You see, the truth is that I am not naturally a very Merciful person. I have a low tolerance for self-pity, and emotional self-indulgence. I get bored easily sometimes, and I struggle sometimes with being polite (not to mention loving) to people who are busy saying things I consider stupid and/or inane. I think that’s part of why I knit. It helps me keep my mouth clamped shut on the unkindly snarky things that want to come out. For example, there’s one person in our group who, every time he shares, turns it into a self-pitying Story of Woe of the vague kind that I find particularly annoying (you’re expected to sympathize with their trauma without knowing exactly why). All around me, the other ladies in the group make consoling noises, and say encouraging things, and basically sympathize like crazy. I, however, have to clamp my lips shut and concentrate on my knitting in order to not let this person know precisely how much I wish he would get his head out of his own butt, so that maybe when his vision cleared he might be able to recognize that there are other people in this world, many of whom have endured far worse things. Along with a few other things. And all.

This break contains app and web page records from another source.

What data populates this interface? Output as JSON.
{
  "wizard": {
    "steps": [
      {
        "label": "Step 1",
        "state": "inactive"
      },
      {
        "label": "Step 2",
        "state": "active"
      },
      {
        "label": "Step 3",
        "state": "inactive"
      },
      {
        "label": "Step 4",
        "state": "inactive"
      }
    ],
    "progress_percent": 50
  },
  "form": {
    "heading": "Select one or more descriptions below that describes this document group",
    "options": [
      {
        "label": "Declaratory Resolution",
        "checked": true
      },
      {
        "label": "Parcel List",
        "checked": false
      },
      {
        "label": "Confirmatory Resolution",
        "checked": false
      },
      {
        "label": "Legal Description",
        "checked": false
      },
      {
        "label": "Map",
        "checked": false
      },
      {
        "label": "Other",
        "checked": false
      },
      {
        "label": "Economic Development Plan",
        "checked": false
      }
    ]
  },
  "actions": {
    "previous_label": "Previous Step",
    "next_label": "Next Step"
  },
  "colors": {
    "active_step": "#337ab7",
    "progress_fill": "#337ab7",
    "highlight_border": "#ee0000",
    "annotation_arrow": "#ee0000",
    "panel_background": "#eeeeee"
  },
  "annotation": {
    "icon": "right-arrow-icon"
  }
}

While doing this might be oh so satisfying to me, it wouldn’t be particularly kind, much less loving or Christian or conducive to building a healthy and supportive community. On the other hand, maybe that kind of smack upside the help might be the best, most loving thing anyone could do for him. But it’s not my job to smack him (since I am neither his spiritual director, nor in any other position of authority that might justify that kind of bracing correction), no matter how much I want to. He’s just another soppy, self- centered boy who might or might not one day grow up to be a good man, and the fact that he’s trying to do right in his life shows that he’s at least headed in the right direction. So it’s ok to be patient with him, even if he irritates me, and give him the freedom to strive towards adulthood, just like so many people in my life bore with me while I groped towards maturity, and still bear with me today.
This leads nicely into the virtue I’m going to try to work on this year: Patience. I am not good at being patient. When things take a long time, I’m apt to get bored and wander away. When people aren’t changing, I’m apt to cut my losses and move on. When I’m not the person I want to be, I beat myself up viciously for my failings. For example, when I get impatient and annoyed with that poor boy, not only am I annoyed with him for taking up my time with self-pity, but I’m even more annoyed with myself for not being more tolerant. If I were better at this loving thing, after all, I wouldn’t have to struggle so hard to be kind, right? So this year I’m going to try to practice taking a deep breath and being patient: with myself, with others, with life in general. I’m going to try to stick with things even when I’m bored. I’m going to try to be patient.
We’ll see how this goes.